▶ **RECORDS PROVIDED**
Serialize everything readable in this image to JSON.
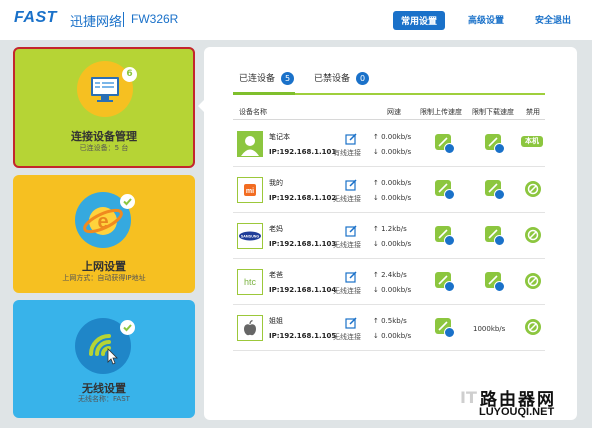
{
  "header": {
    "logo": "FAST",
    "brand_cn": "迅捷网络",
    "model": "FW326R",
    "nav": [
      "常用设置",
      "高级设置",
      "安全退出"
    ]
  },
  "cards": [
    {
      "title": "连接设备管理",
      "sub": "已连设备：5 台",
      "badge": "6",
      "icon": "monitor-icon"
    },
    {
      "title": "上网设置",
      "sub": "上网方式：自动获得IP地址",
      "badge_icon": "check-icon",
      "icon": "ie-globe-icon"
    },
    {
      "title": "无线设置",
      "sub": "无线名称：FAST",
      "badge_icon": "check-icon",
      "icon": "wifi-icon"
    }
  ],
  "tabs": [
    {
      "label": "已连设备",
      "count": "5"
    },
    {
      "label": "已禁设备",
      "count": "0"
    }
  ],
  "columns": [
    "设备名称",
    "网速",
    "限制上传速度",
    "限制下载速度",
    "禁用"
  ],
  "devices": [
    {
      "name": "笔记本",
      "ip": "IP:192.168.1.101",
      "conn": "有线连接",
      "up": "↑ 0.00kb/s",
      "down": "↓ 0.00kb/s",
      "down_limit": "",
      "ban": "本机",
      "icon": "user-icon"
    },
    {
      "name": "我的",
      "ip": "IP:192.168.1.102",
      "conn": "无线连接",
      "up": "↑ 0.00kb/s",
      "down": "↓ 0.00kb/s",
      "down_limit": "",
      "ban": "",
      "icon": "mi-logo-icon"
    },
    {
      "name": "老妈",
      "ip": "IP:192.168.1.103",
      "conn": "无线连接",
      "up": "↑ 1.2kb/s",
      "down": "↓ 0.00kb/s",
      "down_limit": "",
      "ban": "",
      "icon": "samsung-logo-icon"
    },
    {
      "name": "老爸",
      "ip": "IP:192.168.1.104",
      "conn": "无线连接",
      "up": "↑ 2.4kb/s",
      "down": "↓ 0.00kb/s",
      "down_limit": "",
      "ban": "",
      "icon": "htc-logo-icon"
    },
    {
      "name": "姐姐",
      "ip": "IP:192.168.1.105",
      "conn": "无线连接",
      "up": "↑ 0.5kb/s",
      "down": "↓ 0.00kb/s",
      "down_limit": "1000kb/s",
      "ban": "",
      "icon": "apple-logo-icon"
    }
  ],
  "watermark": {
    "cn": "路由器网",
    "url": "LUYOUQI.NET",
    "it": "IT"
  },
  "colors": {
    "accent": "#1a71c9",
    "green": "#8cc63f",
    "card1": "#b6d435",
    "card2": "#f6c021",
    "card3": "#38b3ea",
    "selected_border": "#c4262c"
  }
}
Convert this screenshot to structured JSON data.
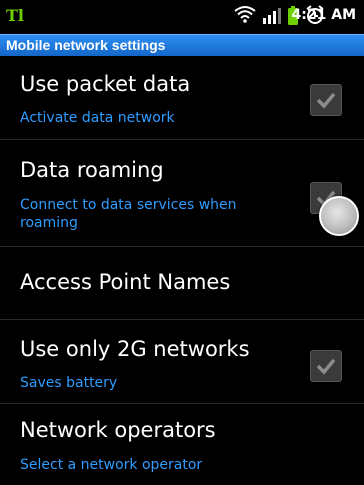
{
  "status_bar": {
    "carrier_glyph": "Tl",
    "time": "4:21 AM"
  },
  "header": {
    "title": "Mobile network settings"
  },
  "settings": [
    {
      "label": "Use packet data",
      "summary": "Activate data network",
      "checked": true
    },
    {
      "label": "Data roaming",
      "summary": "Connect to data services when roaming",
      "checked": true
    },
    {
      "label": "Access Point Names",
      "summary": ""
    },
    {
      "label": "Use only 2G networks",
      "summary": "Saves battery",
      "checked": true
    },
    {
      "label": "Network operators",
      "summary": "Select a network operator"
    }
  ],
  "colors": {
    "accent_blue": "#2f9cff",
    "title_bar": "#1f7ae0",
    "carrier_green": "#6fd000"
  },
  "icons": [
    "wifi-icon",
    "signal-icon",
    "battery-icon",
    "alarm-icon",
    "check-icon"
  ]
}
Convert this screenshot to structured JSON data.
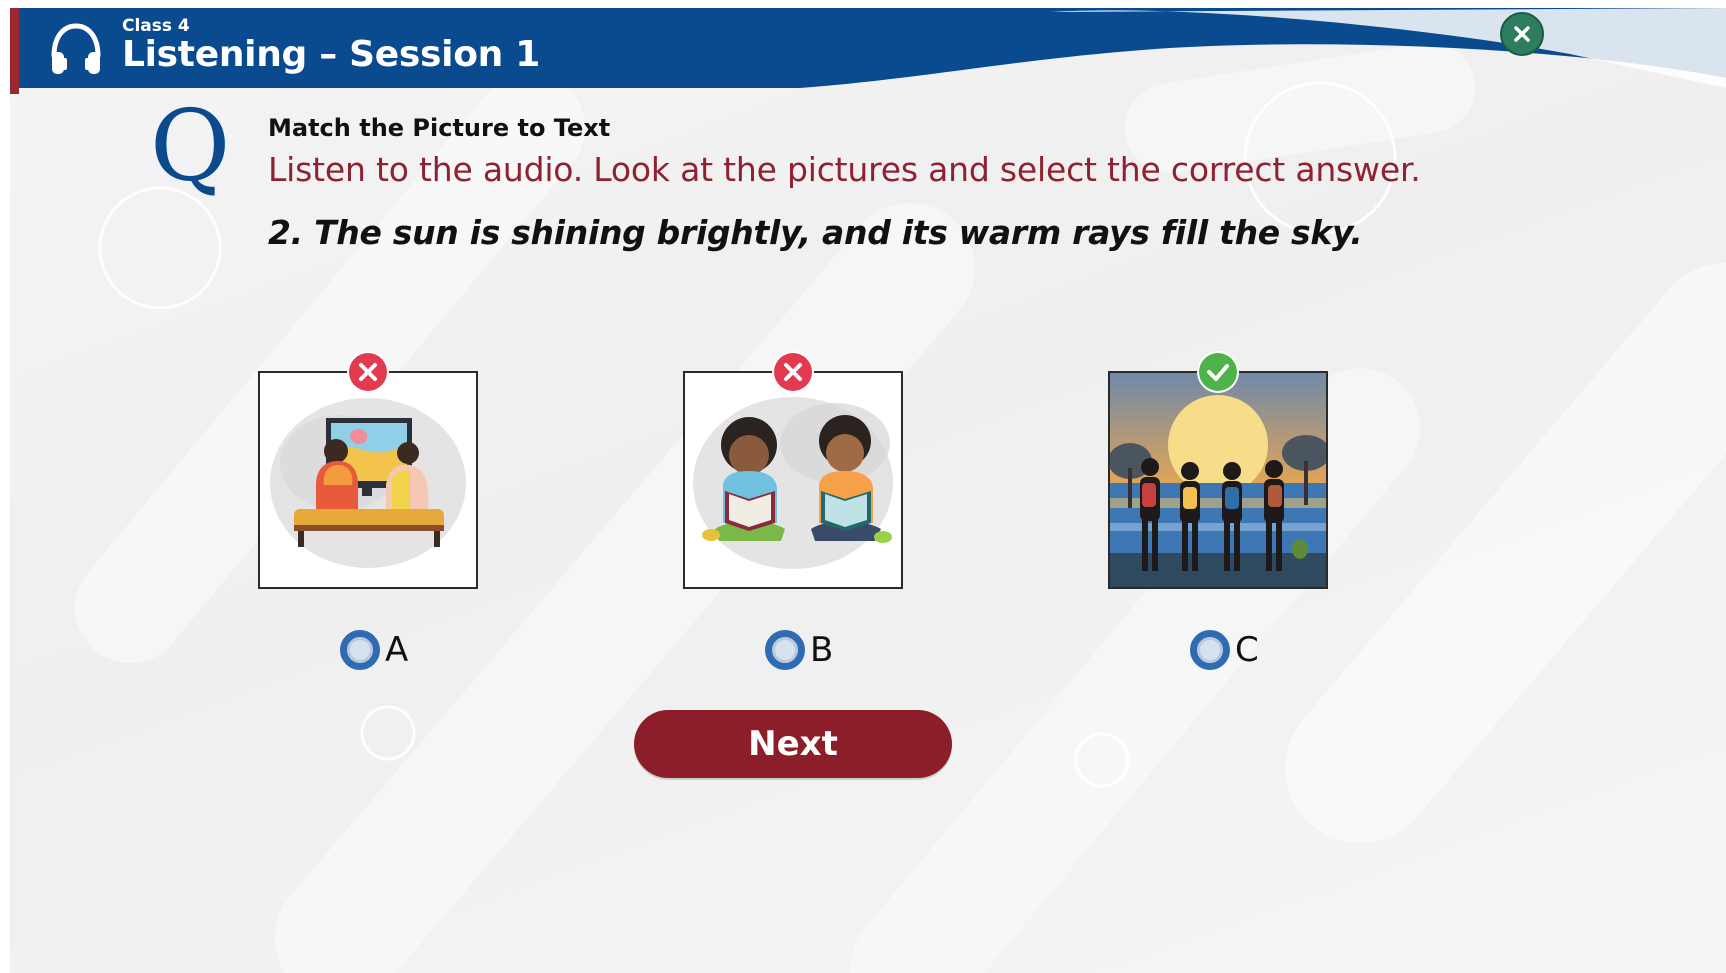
{
  "header": {
    "class_label": "Class 4",
    "title": "Listening – Session 1",
    "icon": "headphones-icon",
    "close_icon": "close-icon",
    "bar_color": "#0a4a8f",
    "accent_color": "#9b2730"
  },
  "question": {
    "badge": "Q",
    "type_label": "Match the Picture to Text",
    "instruction": "Listen to the audio. Look at the pictures and select the correct answer.",
    "sentence": "2. The sun is shining brightly, and its warm rays fill the sky."
  },
  "options": [
    {
      "letter": "A",
      "image": "children-watching-tv-image",
      "result": "incorrect",
      "result_icon": "cross-icon",
      "selected": false
    },
    {
      "letter": "B",
      "image": "children-reading-books-image",
      "result": "incorrect",
      "result_icon": "cross-icon",
      "selected": false
    },
    {
      "letter": "C",
      "image": "friends-watching-sunset-image",
      "result": "correct",
      "result_icon": "check-icon",
      "selected": false
    }
  ],
  "next_button": {
    "label": "Next",
    "color": "#8b1e28"
  },
  "colors": {
    "correct": "#4fb24a",
    "incorrect": "#e23a4f",
    "radio": "#2f6bb3",
    "instruction": "#8e2230"
  }
}
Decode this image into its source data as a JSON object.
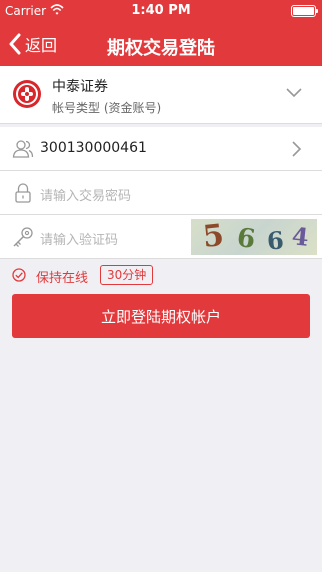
{
  "status_bar": {
    "carrier": "Carrier",
    "time": "1:40 PM"
  },
  "nav": {
    "back_label": "返回",
    "title": "期权交易登陆"
  },
  "broker": {
    "name": "中泰证券",
    "account_type": "帐号类型 (资金账号)"
  },
  "account": {
    "value": "300130000461"
  },
  "password": {
    "placeholder": "请输入交易密码"
  },
  "captcha": {
    "placeholder": "请输入验证码",
    "code": [
      "5",
      "6",
      "6",
      "4"
    ]
  },
  "keep_online": {
    "label": "保持在线",
    "duration": "30分钟"
  },
  "login_button": "立即登陆期权帐户",
  "colors": {
    "primary": "#e23a3c",
    "background": "#efeff4"
  }
}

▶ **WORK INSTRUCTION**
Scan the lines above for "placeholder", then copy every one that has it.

▶ **RESPONSE TO THE EXERCISE**
    "placeholder": "请输入交易密码"
    "placeholder": "请输入验证码",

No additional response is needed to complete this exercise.